● EXERCISE BRIEF: Determine the count of lines containing "JSON" in the entries below and return only that figure.

Data about app and page elements:
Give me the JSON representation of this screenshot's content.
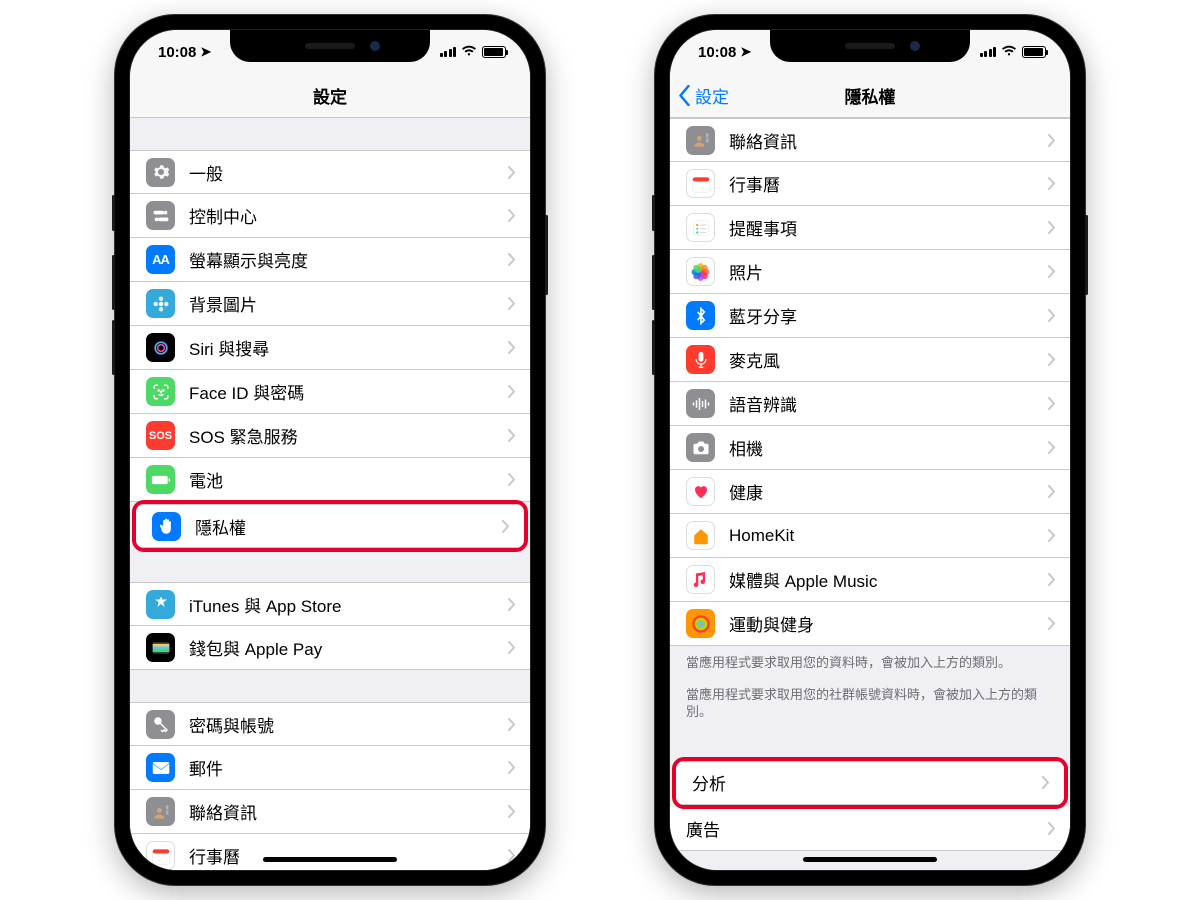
{
  "status": {
    "time": "10:08"
  },
  "left_phone": {
    "nav_title": "設定",
    "groups": [
      {
        "items": [
          {
            "icon": "gear",
            "tint": "gray",
            "label": "一般"
          },
          {
            "icon": "switches",
            "tint": "darkgray",
            "label": "控制中心"
          },
          {
            "icon": "AA",
            "tint": "blue",
            "label": "螢幕顯示與亮度"
          },
          {
            "icon": "flower",
            "tint": "lightblue",
            "label": "背景圖片"
          },
          {
            "icon": "siri",
            "tint": "black",
            "label": "Siri 與搜尋"
          },
          {
            "icon": "faceid",
            "tint": "green",
            "label": "Face ID 與密碼"
          },
          {
            "icon": "SOS",
            "tint": "red",
            "label": "SOS 緊急服務"
          },
          {
            "icon": "battery",
            "tint": "green",
            "label": "電池"
          },
          {
            "icon": "hand",
            "tint": "blue",
            "label": "隱私權",
            "highlight": true
          }
        ]
      },
      {
        "items": [
          {
            "icon": "appstore",
            "tint": "lightblue",
            "label": "iTunes 與 App Store"
          },
          {
            "icon": "wallet",
            "tint": "black",
            "label": "錢包與 Apple Pay"
          }
        ]
      },
      {
        "items": [
          {
            "icon": "key",
            "tint": "gray",
            "label": "密碼與帳號"
          },
          {
            "icon": "mail",
            "tint": "blue",
            "label": "郵件"
          },
          {
            "icon": "contacts",
            "tint": "darkgray",
            "label": "聯絡資訊"
          },
          {
            "icon": "calendar",
            "tint": "white",
            "label": "行事曆"
          }
        ]
      }
    ]
  },
  "right_phone": {
    "nav_title": "隱私權",
    "back_label": "設定",
    "groups": [
      {
        "items": [
          {
            "icon": "contacts",
            "tint": "darkgray",
            "label": "聯絡資訊"
          },
          {
            "icon": "calendar",
            "tint": "white",
            "label": "行事曆"
          },
          {
            "icon": "reminders",
            "tint": "white",
            "label": "提醒事項"
          },
          {
            "icon": "photos",
            "tint": "photos",
            "label": "照片"
          },
          {
            "icon": "bluetooth",
            "tint": "blue",
            "label": "藍牙分享"
          },
          {
            "icon": "mic",
            "tint": "red",
            "label": "麥克風"
          },
          {
            "icon": "waveform",
            "tint": "gray",
            "label": "語音辨識"
          },
          {
            "icon": "camera",
            "tint": "gray",
            "label": "相機"
          },
          {
            "icon": "heart",
            "tint": "white",
            "label": "健康"
          },
          {
            "icon": "home",
            "tint": "white",
            "label": "HomeKit"
          },
          {
            "icon": "music",
            "tint": "white",
            "label": "媒體與 Apple Music"
          },
          {
            "icon": "activity",
            "tint": "orange",
            "label": "運動與健身"
          }
        ],
        "footer1": "當應用程式要求取用您的資料時，會被加入上方的類別。",
        "footer2": "當應用程式要求取用您的社群帳號資料時，會被加入上方的類別。"
      },
      {
        "items": [
          {
            "label": "分析",
            "no_icon": true,
            "highlight": true
          },
          {
            "label": "廣告",
            "no_icon": true
          }
        ]
      }
    ]
  }
}
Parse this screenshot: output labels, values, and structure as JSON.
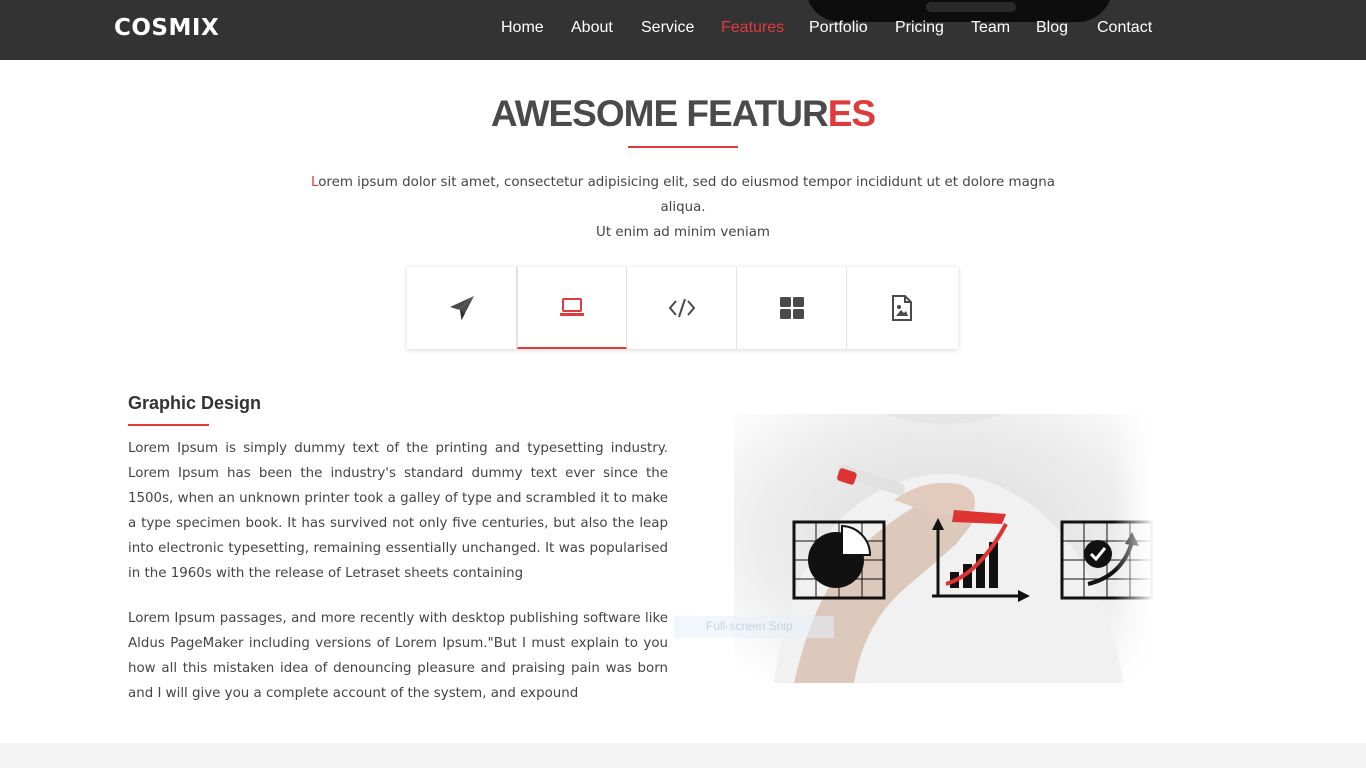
{
  "header": {
    "logo": "COSMIX",
    "nav": [
      {
        "label": "Home",
        "active": false
      },
      {
        "label": "About",
        "active": false
      },
      {
        "label": "Service",
        "active": false
      },
      {
        "label": "Features",
        "active": true
      },
      {
        "label": "Portfolio",
        "active": false
      },
      {
        "label": "Pricing",
        "active": false
      },
      {
        "label": "Team",
        "active": false
      },
      {
        "label": "Blog",
        "active": false
      },
      {
        "label": "Contact",
        "active": false
      }
    ]
  },
  "features": {
    "title_main": "AWESOME FEATUR",
    "title_accent": "ES",
    "intro_first_letter": "L",
    "intro_line1_rest": "orem ipsum dolor sit amet, consectetur adipisicing elit, sed do eiusmod tempor incididunt ut et dolore magna aliqua.",
    "intro_line2": "Ut enim ad minim veniam",
    "tabs": [
      {
        "icon": "paper-plane-icon",
        "active": false
      },
      {
        "icon": "laptop-icon",
        "active": true
      },
      {
        "icon": "code-icon",
        "active": false
      },
      {
        "icon": "grid-icon",
        "active": false
      },
      {
        "icon": "image-file-icon",
        "active": false
      }
    ],
    "active_panel": {
      "heading": "Graphic Design",
      "paragraph1": "Lorem Ipsum is simply dummy text of the printing and typesetting industry. Lorem Ipsum has been the industry's standard dummy text ever since the 1500s, when an unknown printer took a galley of type and scrambled it to make a type specimen book. It has survived not only five centuries, but also the leap into electronic typesetting, remaining essentially unchanged. It was popularised in the 1960s with the release of Letraset sheets containing",
      "paragraph2": "Lorem Ipsum passages, and more recently with desktop publishing software like Aldus PageMaker including versions of Lorem Ipsum.\"But I must explain to you how all this mistaken idea of denouncing pleasure and praising pain was born and I will give you a complete account of the system, and expound"
    }
  },
  "overlay": {
    "snip_label": "Full-screen Snip"
  },
  "colors": {
    "accent": "#e03a3c",
    "header_bg": "#333333",
    "text": "#444444",
    "icon": "#4a4a4a"
  }
}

● THE ANSWER: 2